Hong Kong - China’s yuan recorded the biggest quarterly decline in two decades on concern that growth in the second-largest economy is losing momentum and after the central bank widened the currency’s trading band.
The People’s Bank of China doubled the yuan’s permitted divergence from a daily reference rate to 2 percent on March 17. The central bank has since cut the fixing by 0.28 percent, setting it at a six-month low of 6.1521 per dollar yesterday.
“The yuan is under pressure on capital outflows as expectations for yuan appreciation have greatly reduced,” said Meng Xiangjuan, an analyst at Shenyin Wanguo Securities. “Investors have become more pessimistic on China’s economic outlook. The yuan is likely to stay weak in the first half.”
The currency slid 2.6 percent in the first quarter, the biggest decline since the first quarter of 1994, after the government unified the official and market exchange rates at the start of that year. The yuan fell 0.09 percent yesterday to close at 6.218 a dollar.
China posted an unexpected slump in exports in February and a slowdown in factory output and retail sales in the first two months of this year. A preliminary purchasing managers’ index by HSBC and Markit Economics showed manufacturing was headed for a third month of contraction.
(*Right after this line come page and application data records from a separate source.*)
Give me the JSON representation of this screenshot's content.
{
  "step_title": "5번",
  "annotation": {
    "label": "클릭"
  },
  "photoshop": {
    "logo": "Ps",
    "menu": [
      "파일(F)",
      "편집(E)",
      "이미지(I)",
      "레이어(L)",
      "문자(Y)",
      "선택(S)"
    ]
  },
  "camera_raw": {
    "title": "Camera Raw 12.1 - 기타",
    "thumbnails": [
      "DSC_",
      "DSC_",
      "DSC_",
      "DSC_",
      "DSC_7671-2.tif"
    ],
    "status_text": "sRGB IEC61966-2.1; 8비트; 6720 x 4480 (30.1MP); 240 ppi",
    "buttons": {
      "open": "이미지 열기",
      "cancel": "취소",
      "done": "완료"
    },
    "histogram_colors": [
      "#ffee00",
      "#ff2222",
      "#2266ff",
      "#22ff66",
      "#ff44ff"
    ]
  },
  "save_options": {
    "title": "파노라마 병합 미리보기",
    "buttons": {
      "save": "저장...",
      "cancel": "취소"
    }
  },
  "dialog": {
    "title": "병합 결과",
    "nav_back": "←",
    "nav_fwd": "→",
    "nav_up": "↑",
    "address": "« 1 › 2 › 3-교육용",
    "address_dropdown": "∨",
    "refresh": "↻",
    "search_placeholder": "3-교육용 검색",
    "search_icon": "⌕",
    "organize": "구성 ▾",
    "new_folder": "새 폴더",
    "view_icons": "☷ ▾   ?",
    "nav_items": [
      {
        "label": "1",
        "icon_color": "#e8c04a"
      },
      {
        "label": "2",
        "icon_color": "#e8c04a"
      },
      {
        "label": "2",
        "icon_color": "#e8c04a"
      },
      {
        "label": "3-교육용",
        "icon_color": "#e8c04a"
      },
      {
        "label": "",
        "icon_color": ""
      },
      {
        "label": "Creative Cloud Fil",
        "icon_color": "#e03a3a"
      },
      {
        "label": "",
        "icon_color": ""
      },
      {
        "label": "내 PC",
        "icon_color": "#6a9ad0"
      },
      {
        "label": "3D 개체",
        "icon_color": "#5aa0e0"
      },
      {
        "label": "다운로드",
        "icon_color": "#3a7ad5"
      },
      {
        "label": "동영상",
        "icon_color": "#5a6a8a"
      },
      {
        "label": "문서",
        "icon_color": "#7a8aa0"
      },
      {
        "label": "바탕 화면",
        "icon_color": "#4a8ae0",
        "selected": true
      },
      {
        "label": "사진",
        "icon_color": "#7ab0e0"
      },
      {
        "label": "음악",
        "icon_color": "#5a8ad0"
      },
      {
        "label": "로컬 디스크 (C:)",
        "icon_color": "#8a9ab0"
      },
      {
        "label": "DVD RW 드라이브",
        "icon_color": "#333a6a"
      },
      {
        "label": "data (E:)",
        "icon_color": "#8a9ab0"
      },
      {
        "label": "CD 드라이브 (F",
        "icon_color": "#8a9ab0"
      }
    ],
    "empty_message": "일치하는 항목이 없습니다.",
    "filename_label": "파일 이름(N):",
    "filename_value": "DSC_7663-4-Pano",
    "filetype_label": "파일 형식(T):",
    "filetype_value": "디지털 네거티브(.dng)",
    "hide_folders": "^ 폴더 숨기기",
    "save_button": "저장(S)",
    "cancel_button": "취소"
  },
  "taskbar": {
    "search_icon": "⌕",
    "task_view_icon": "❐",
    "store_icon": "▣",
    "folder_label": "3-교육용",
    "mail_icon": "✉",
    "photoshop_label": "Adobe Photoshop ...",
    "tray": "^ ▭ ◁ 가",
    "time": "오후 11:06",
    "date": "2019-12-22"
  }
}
The Shanghai Composite index of stocks completed the biggest quarterly loss since the three months to June last year.
The period of steady, predictable gains was over and the yuan’s outlook would depend on factors including foreign-exchange liberalisation, economic fundamentals and China’s push to promote its global usage, Dariusz Kowalczyk, a Credit Agricole CIB strategist, said yesterday. Yuan gains would continue in a slower, more volatile manner, he said. – Bloomberg